Problem to solve. Write down each entry again, exactly as it reads.

···

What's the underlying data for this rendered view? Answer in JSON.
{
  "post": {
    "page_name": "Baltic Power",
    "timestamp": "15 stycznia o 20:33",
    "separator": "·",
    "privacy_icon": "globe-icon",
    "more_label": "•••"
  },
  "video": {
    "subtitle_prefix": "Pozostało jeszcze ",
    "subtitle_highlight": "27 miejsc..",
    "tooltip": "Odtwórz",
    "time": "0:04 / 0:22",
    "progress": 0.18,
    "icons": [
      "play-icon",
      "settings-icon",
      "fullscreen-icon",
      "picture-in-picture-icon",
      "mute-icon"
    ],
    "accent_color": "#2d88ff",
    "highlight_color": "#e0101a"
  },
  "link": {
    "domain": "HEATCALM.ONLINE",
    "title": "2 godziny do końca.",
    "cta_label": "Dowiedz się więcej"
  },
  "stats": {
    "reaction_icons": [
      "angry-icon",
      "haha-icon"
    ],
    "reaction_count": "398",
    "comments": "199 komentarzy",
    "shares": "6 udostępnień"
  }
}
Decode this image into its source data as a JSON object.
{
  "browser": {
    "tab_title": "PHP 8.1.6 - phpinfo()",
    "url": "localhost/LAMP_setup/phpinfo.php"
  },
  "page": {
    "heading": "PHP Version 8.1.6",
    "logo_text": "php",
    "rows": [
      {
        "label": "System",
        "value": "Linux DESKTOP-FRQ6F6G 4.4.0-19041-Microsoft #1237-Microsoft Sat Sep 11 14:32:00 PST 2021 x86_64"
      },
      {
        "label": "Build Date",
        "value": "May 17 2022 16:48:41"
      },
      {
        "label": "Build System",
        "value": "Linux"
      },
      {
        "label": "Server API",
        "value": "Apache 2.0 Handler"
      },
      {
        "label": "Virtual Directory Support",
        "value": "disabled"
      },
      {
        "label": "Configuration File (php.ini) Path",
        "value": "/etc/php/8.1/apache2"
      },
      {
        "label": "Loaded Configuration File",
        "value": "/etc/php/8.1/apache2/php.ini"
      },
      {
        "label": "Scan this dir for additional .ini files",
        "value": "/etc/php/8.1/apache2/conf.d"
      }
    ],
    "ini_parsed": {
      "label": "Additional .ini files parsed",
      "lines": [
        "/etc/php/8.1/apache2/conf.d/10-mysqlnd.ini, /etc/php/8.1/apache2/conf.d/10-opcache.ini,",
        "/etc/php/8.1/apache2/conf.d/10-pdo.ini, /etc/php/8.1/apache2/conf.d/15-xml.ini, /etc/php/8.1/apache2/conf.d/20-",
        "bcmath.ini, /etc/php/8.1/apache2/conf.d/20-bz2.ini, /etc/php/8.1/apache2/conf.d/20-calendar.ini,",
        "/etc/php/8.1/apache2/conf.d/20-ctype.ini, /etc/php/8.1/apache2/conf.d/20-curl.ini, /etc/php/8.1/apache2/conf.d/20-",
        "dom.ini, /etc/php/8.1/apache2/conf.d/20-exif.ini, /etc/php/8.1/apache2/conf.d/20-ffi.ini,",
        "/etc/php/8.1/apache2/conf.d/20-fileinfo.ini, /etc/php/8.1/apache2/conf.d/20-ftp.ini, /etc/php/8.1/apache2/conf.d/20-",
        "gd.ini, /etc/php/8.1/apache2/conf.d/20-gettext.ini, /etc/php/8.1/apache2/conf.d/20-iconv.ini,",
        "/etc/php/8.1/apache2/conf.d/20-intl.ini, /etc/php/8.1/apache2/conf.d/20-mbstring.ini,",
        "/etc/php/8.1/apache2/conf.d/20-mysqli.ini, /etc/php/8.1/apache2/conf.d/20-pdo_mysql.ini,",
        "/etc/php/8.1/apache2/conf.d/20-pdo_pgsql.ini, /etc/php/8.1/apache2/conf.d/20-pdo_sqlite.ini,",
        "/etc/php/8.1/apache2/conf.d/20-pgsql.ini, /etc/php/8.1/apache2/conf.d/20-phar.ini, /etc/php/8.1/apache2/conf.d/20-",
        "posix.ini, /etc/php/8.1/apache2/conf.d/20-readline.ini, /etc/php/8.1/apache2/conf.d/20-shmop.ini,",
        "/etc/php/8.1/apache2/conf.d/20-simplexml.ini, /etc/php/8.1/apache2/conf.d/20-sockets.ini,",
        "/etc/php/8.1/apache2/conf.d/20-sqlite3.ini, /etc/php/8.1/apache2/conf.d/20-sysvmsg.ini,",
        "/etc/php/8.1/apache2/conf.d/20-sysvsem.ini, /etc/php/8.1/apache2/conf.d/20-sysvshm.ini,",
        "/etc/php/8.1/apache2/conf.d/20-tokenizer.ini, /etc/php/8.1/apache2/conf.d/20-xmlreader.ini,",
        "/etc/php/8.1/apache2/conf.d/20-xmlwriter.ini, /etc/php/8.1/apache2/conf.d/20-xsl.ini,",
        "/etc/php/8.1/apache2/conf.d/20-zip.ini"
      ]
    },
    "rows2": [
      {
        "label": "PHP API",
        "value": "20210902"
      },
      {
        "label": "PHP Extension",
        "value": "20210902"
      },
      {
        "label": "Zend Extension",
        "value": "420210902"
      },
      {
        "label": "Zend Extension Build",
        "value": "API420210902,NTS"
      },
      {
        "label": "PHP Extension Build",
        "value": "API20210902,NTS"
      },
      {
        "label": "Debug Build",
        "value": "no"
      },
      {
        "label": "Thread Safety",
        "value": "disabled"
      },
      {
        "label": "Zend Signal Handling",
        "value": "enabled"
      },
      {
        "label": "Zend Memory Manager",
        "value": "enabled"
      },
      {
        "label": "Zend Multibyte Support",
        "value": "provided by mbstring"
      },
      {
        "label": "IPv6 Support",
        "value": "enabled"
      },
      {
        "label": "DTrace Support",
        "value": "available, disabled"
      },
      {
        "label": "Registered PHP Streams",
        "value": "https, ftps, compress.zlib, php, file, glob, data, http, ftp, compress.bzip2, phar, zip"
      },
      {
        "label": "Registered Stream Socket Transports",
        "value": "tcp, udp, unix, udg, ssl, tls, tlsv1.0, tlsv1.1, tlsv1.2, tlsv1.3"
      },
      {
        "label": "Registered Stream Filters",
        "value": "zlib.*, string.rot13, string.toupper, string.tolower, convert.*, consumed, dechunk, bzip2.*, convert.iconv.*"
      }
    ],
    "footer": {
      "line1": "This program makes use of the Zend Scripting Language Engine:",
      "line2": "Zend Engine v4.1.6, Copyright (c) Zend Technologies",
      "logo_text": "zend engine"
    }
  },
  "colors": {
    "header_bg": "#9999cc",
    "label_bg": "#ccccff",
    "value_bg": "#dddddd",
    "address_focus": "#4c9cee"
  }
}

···

Result below.
What's the underlying data for this rendered view? Answer in JSON.
{
  "post": {
    "page_name": "Baltic Power",
    "timestamp": "15 stycznia o 20:33",
    "separator": "·",
    "privacy_icon": "globe-icon",
    "more_label": "•••"
  },
  "video": {
    "subtitle_prefix": "Pozostało jeszcze ",
    "subtitle_highlight": "27 miejsc..",
    "tooltip": "Odtwórz",
    "time": "0:04 / 0:22",
    "progress": 0.18,
    "icons": [
      "play-icon",
      "settings-icon",
      "fullscreen-icon",
      "picture-in-picture-icon",
      "mute-icon"
    ],
    "accent_color": "#2d88ff",
    "highlight_color": "#e0101a"
  },
  "link": {
    "domain": "HEATCALM.ONLINE",
    "title": "2 godziny do końca.",
    "cta_label": "Dowiedz się więcej"
  },
  "stats": {
    "reaction_icons": [
      "angry-icon",
      "haha-icon"
    ],
    "reaction_count": "398",
    "comments": "199 komentarzy",
    "shares": "6 udostępnień"
  }
}
Decode this image into its source data as a JSON object.
{
  "browser": {
    "tab_title": "PHP 8.1.6 - phpinfo()",
    "url": "localhost/LAMP_setup/phpinfo.php"
  },
  "page": {
    "heading": "PHP Version 8.1.6",
    "logo_text": "php",
    "rows": [
      {
        "label": "System",
        "value": "Linux DESKTOP-FRQ6F6G 4.4.0-19041-Microsoft #1237-Microsoft Sat Sep 11 14:32:00 PST 2021 x86_64"
      },
      {
        "label": "Build Date",
        "value": "May 17 2022 16:48:41"
      },
      {
        "label": "Build System",
        "value": "Linux"
      },
      {
        "label": "Server API",
        "value": "Apache 2.0 Handler"
      },
      {
        "label": "Virtual Directory Support",
        "value": "disabled"
      },
      {
        "label": "Configuration File (php.ini) Path",
        "value": "/etc/php/8.1/apache2"
      },
      {
        "label": "Loaded Configuration File",
        "value": "/etc/php/8.1/apache2/php.ini"
      },
      {
        "label": "Scan this dir for additional .ini files",
        "value": "/etc/php/8.1/apache2/conf.d"
      }
    ],
    "ini_parsed": {
      "label": "Additional .ini files parsed",
      "lines": [
        "/etc/php/8.1/apache2/conf.d/10-mysqlnd.ini, /etc/php/8.1/apache2/conf.d/10-opcache.ini,",
        "/etc/php/8.1/apache2/conf.d/10-pdo.ini, /etc/php/8.1/apache2/conf.d/15-xml.ini, /etc/php/8.1/apache2/conf.d/20-",
        "bcmath.ini, /etc/php/8.1/apache2/conf.d/20-bz2.ini, /etc/php/8.1/apache2/conf.d/20-calendar.ini,",
        "/etc/php/8.1/apache2/conf.d/20-ctype.ini, /etc/php/8.1/apache2/conf.d/20-curl.ini, /etc/php/8.1/apache2/conf.d/20-",
        "dom.ini, /etc/php/8.1/apache2/conf.d/20-exif.ini, /etc/php/8.1/apache2/conf.d/20-ffi.ini,",
        "/etc/php/8.1/apache2/conf.d/20-fileinfo.ini, /etc/php/8.1/apache2/conf.d/20-ftp.ini, /etc/php/8.1/apache2/conf.d/20-",
        "gd.ini, /etc/php/8.1/apache2/conf.d/20-gettext.ini, /etc/php/8.1/apache2/conf.d/20-iconv.ini,",
        "/etc/php/8.1/apache2/conf.d/20-intl.ini, /etc/php/8.1/apache2/conf.d/20-mbstring.ini,",
        "/etc/php/8.1/apache2/conf.d/20-mysqli.ini, /etc/php/8.1/apache2/conf.d/20-pdo_mysql.ini,",
        "/etc/php/8.1/apache2/conf.d/20-pdo_pgsql.ini, /etc/php/8.1/apache2/conf.d/20-pdo_sqlite.ini,",
        "/etc/php/8.1/apache2/conf.d/20-pgsql.ini, /etc/php/8.1/apache2/conf.d/20-phar.ini, /etc/php/8.1/apache2/conf.d/20-",
        "posix.ini, /etc/php/8.1/apache2/conf.d/20-readline.ini, /etc/php/8.1/apache2/conf.d/20-shmop.ini,",
        "/etc/php/8.1/apache2/conf.d/20-simplexml.ini, /etc/php/8.1/apache2/conf.d/20-sockets.ini,",
        "/etc/php/8.1/apache2/conf.d/20-sqlite3.ini, /etc/php/8.1/apache2/conf.d/20-sysvmsg.ini,",
        "/etc/php/8.1/apache2/conf.d/20-sysvsem.ini, /etc/php/8.1/apache2/conf.d/20-sysvshm.ini,",
        "/etc/php/8.1/apache2/conf.d/20-tokenizer.ini, /etc/php/8.1/apache2/conf.d/20-xmlreader.ini,",
        "/etc/php/8.1/apache2/conf.d/20-xmlwriter.ini, /etc/php/8.1/apache2/conf.d/20-xsl.ini,",
        "/etc/php/8.1/apache2/conf.d/20-zip.ini"
      ]
    },
    "rows2": [
      {
        "label": "PHP API",
        "value": "20210902"
      },
      {
        "label": "PHP Extension",
        "value": "20210902"
      },
      {
        "label": "Zend Extension",
        "value": "420210902"
      },
      {
        "label": "Zend Extension Build",
        "value": "API420210902,NTS"
      },
      {
        "label": "PHP Extension Build",
        "value": "API20210902,NTS"
      },
      {
        "label": "Debug Build",
        "value": "no"
      },
      {
        "label": "Thread Safety",
        "value": "disabled"
      },
      {
        "label": "Zend Signal Handling",
        "value": "enabled"
      },
      {
        "label": "Zend Memory Manager",
        "value": "enabled"
      },
      {
        "label": "Zend Multibyte Support",
        "value": "provided by mbstring"
      },
      {
        "label": "IPv6 Support",
        "value": "enabled"
      },
      {
        "label": "DTrace Support",
        "value": "available, disabled"
      },
      {
        "label": "Registered PHP Streams",
        "value": "https, ftps, compress.zlib, php, file, glob, data, http, ftp, compress.bzip2, phar, zip"
      },
      {
        "label": "Registered Stream Socket Transports",
        "value": "tcp, udp, unix, udg, ssl, tls, tlsv1.0, tlsv1.1, tlsv1.2, tlsv1.3"
      },
      {
        "label": "Registered Stream Filters",
        "value": "zlib.*, string.rot13, string.toupper, string.tolower, convert.*, consumed, dechunk, bzip2.*, convert.iconv.*"
      }
    ],
    "footer": {
      "line1": "This program makes use of the Zend Scripting Language Engine:",
      "line2": "Zend Engine v4.1.6, Copyright (c) Zend Technologies",
      "logo_text": "zend engine"
    }
  },
  "colors": {
    "header_bg": "#9999cc",
    "label_bg": "#ccccff",
    "value_bg": "#dddddd",
    "address_focus": "#4c9cee"
  }
}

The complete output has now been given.